• Data listing:
Segment Open
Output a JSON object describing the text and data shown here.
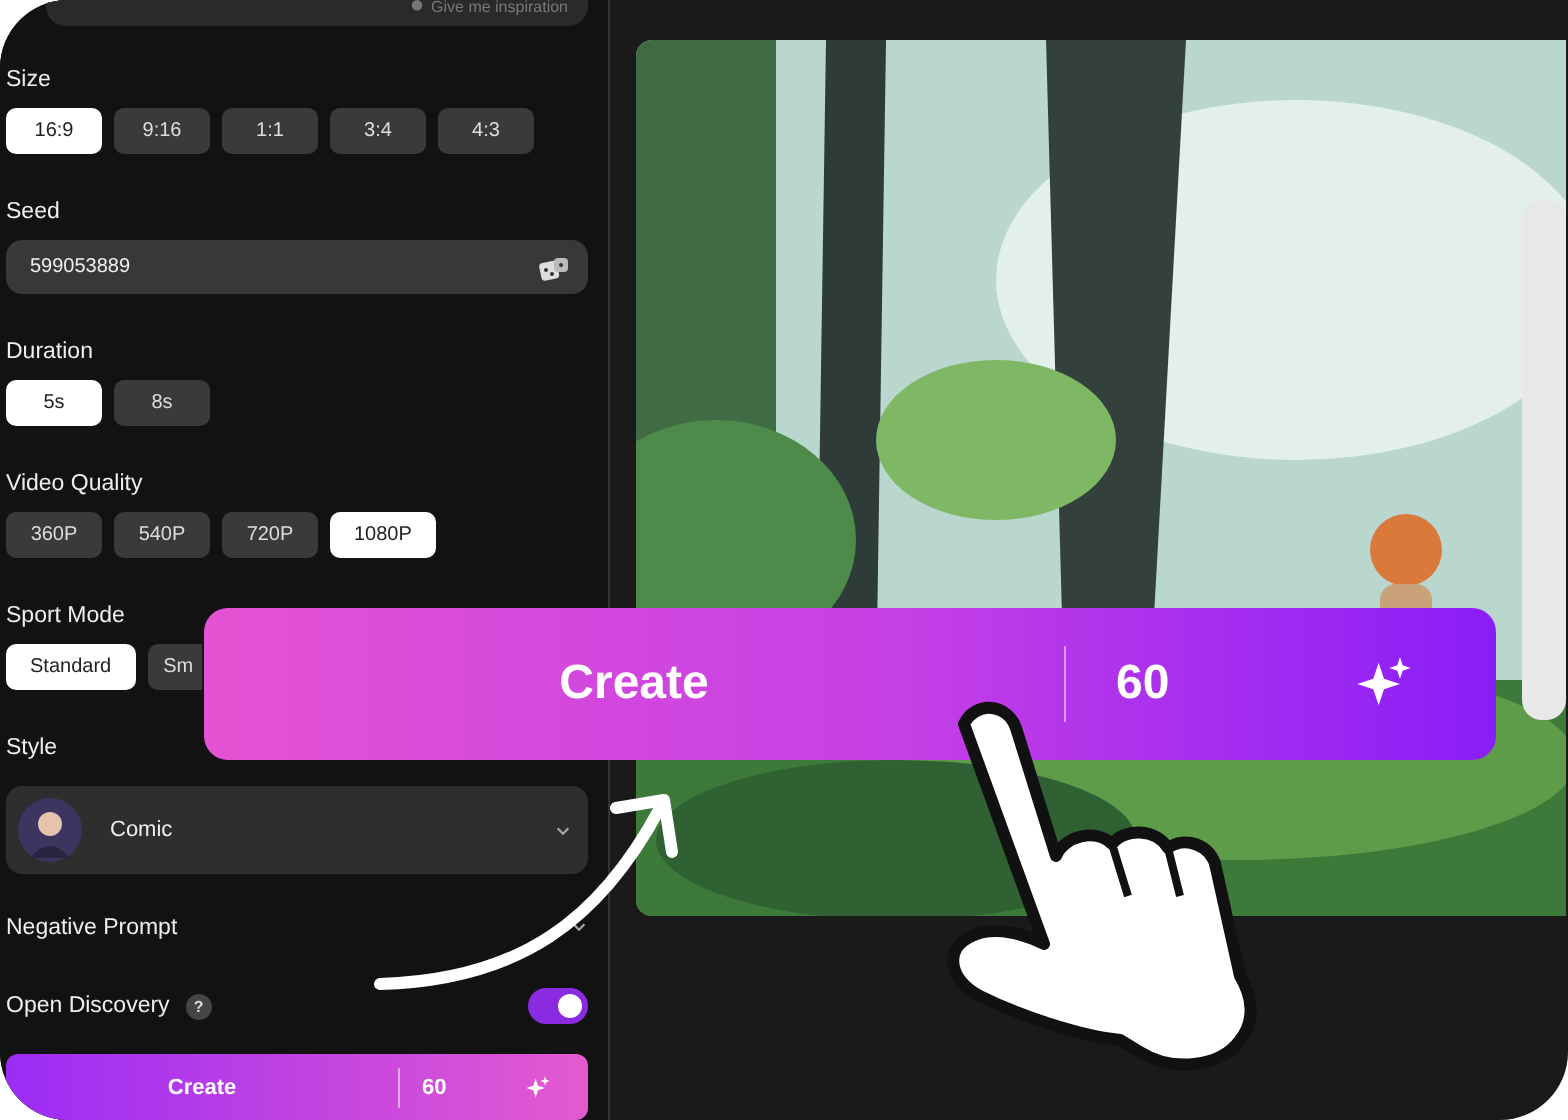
{
  "inspiration_field": {
    "text": "Give me inspiration"
  },
  "sections": [
    {
      "label": "Size",
      "kind": "options",
      "options": [
        {
          "label": "16:9",
          "selected": true
        },
        {
          "label": "9:16",
          "selected": false
        },
        {
          "label": "1:1",
          "selected": false
        },
        {
          "label": "3:4",
          "selected": false
        },
        {
          "label": "4:3",
          "selected": false
        }
      ]
    },
    {
      "label": "Seed",
      "kind": "seed",
      "value": "599053889"
    },
    {
      "label": "Duration",
      "kind": "options",
      "options": [
        {
          "label": "5s",
          "selected": true
        },
        {
          "label": "8s",
          "selected": false
        }
      ]
    },
    {
      "label": "Video Quality",
      "kind": "options",
      "options": [
        {
          "label": "360P",
          "selected": false
        },
        {
          "label": "540P",
          "selected": false
        },
        {
          "label": "720P",
          "selected": false
        },
        {
          "label": "1080P",
          "selected": true
        }
      ]
    },
    {
      "label": "Sport Mode",
      "kind": "options",
      "options": [
        {
          "label": "Standard",
          "selected": true
        },
        {
          "label": "Sm",
          "selected": false
        }
      ]
    },
    {
      "label": "Style",
      "kind": "dropdown",
      "value": "Comic"
    }
  ],
  "negative_prompt": {
    "label": "Negative Prompt"
  },
  "open_discovery": {
    "label": "Open Discovery",
    "help": "?",
    "on": true
  },
  "create_button": {
    "label": "Create",
    "cost": "60"
  },
  "overlay_create_button": {
    "label": "Create",
    "cost": "60"
  }
}
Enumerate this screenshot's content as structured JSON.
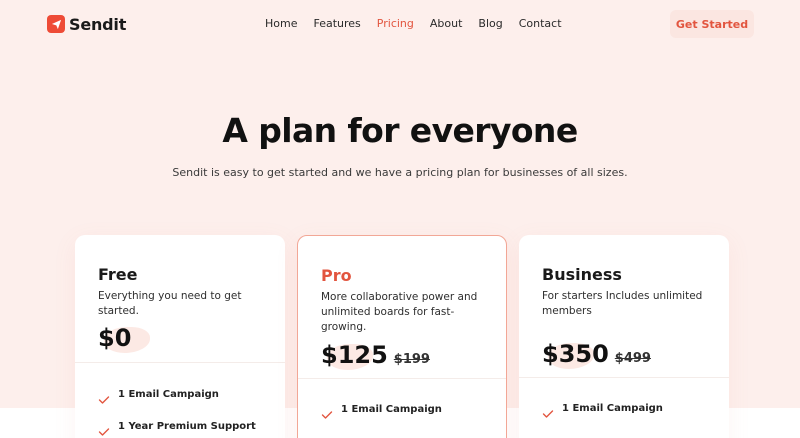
{
  "brand": {
    "name": "Sendit",
    "logo_icon": "paper-plane-icon",
    "accent": "#ee4b36"
  },
  "nav": {
    "items": [
      {
        "label": "Home"
      },
      {
        "label": "Features"
      },
      {
        "label": "Pricing",
        "active": true
      },
      {
        "label": "About"
      },
      {
        "label": "Blog"
      },
      {
        "label": "Contact"
      }
    ],
    "cta_label": "Get Started"
  },
  "hero": {
    "title": "A plan for everyone",
    "subtitle": "Sendit is easy to get started and we have a pricing plan for businesses of all sizes."
  },
  "plans": [
    {
      "name": "Free",
      "description": "Everything you need to get started.",
      "price": "$0",
      "old_price": "",
      "features": [
        "1 Email Campaign",
        "1 Year Premium Support"
      ]
    },
    {
      "name": "Pro",
      "description": "More collaborative power and unlimited boards for fast-growing.",
      "price": "$125",
      "old_price": "$199",
      "featured": true,
      "features": [
        "1 Email Campaign"
      ]
    },
    {
      "name": "Business",
      "description": "For starters Includes unlimited members",
      "price": "$350",
      "old_price": "$499",
      "features": [
        "1 Email Campaign"
      ]
    }
  ],
  "colors": {
    "background": "#fdefec",
    "accent_text": "#e2553f",
    "check": "#e2553f"
  },
  "icons": {
    "feature_check": "check-icon"
  }
}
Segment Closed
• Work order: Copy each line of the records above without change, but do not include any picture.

• Task result:
Output a JSON object describing the text and data shown here.
{
  "inspiration_field": {
    "text": "Give me inspiration"
  },
  "sections": [
    {
      "label": "Size",
      "kind": "options",
      "options": [
        {
          "label": "16:9",
          "selected": true
        },
        {
          "label": "9:16",
          "selected": false
        },
        {
          "label": "1:1",
          "selected": false
        },
        {
          "label": "3:4",
          "selected": false
        },
        {
          "label": "4:3",
          "selected": false
        }
      ]
    },
    {
      "label": "Seed",
      "kind": "seed",
      "value": "599053889"
    },
    {
      "label": "Duration",
      "kind": "options",
      "options": [
        {
          "label": "5s",
          "selected": true
        },
        {
          "label": "8s",
          "selected": false
        }
      ]
    },
    {
      "label": "Video Quality",
      "kind": "options",
      "options": [
        {
          "label": "360P",
          "selected": false
        },
        {
          "label": "540P",
          "selected": false
        },
        {
          "label": "720P",
          "selected": false
        },
        {
          "label": "1080P",
          "selected": true
        }
      ]
    },
    {
      "label": "Sport Mode",
      "kind": "options",
      "options": [
        {
          "label": "Standard",
          "selected": true
        },
        {
          "label": "Sm",
          "selected": false
        }
      ]
    },
    {
      "label": "Style",
      "kind": "dropdown",
      "value": "Comic"
    }
  ],
  "negative_prompt": {
    "label": "Negative Prompt"
  },
  "open_discovery": {
    "label": "Open Discovery",
    "help": "?",
    "on": true
  },
  "create_button": {
    "label": "Create",
    "cost": "60"
  },
  "overlay_create_button": {
    "label": "Create",
    "cost": "60"
  }
}
Enumerate this screenshot's content as structured JSON.
{
  "brand": {
    "name": "Sendit",
    "logo_icon": "paper-plane-icon",
    "accent": "#ee4b36"
  },
  "nav": {
    "items": [
      {
        "label": "Home"
      },
      {
        "label": "Features"
      },
      {
        "label": "Pricing",
        "active": true
      },
      {
        "label": "About"
      },
      {
        "label": "Blog"
      },
      {
        "label": "Contact"
      }
    ],
    "cta_label": "Get Started"
  },
  "hero": {
    "title": "A plan for everyone",
    "subtitle": "Sendit is easy to get started and we have a pricing plan for businesses of all sizes."
  },
  "plans": [
    {
      "name": "Free",
      "description": "Everything you need to get started.",
      "price": "$0",
      "old_price": "",
      "features": [
        "1 Email Campaign",
        "1 Year Premium Support"
      ]
    },
    {
      "name": "Pro",
      "description": "More collaborative power and unlimited boards for fast-growing.",
      "price": "$125",
      "old_price": "$199",
      "featured": true,
      "features": [
        "1 Email Campaign"
      ]
    },
    {
      "name": "Business",
      "description": "For starters Includes unlimited members",
      "price": "$350",
      "old_price": "$499",
      "features": [
        "1 Email Campaign"
      ]
    }
  ],
  "colors": {
    "background": "#fdefec",
    "accent_text": "#e2553f",
    "check": "#e2553f"
  },
  "icons": {
    "feature_check": "check-icon"
  }
}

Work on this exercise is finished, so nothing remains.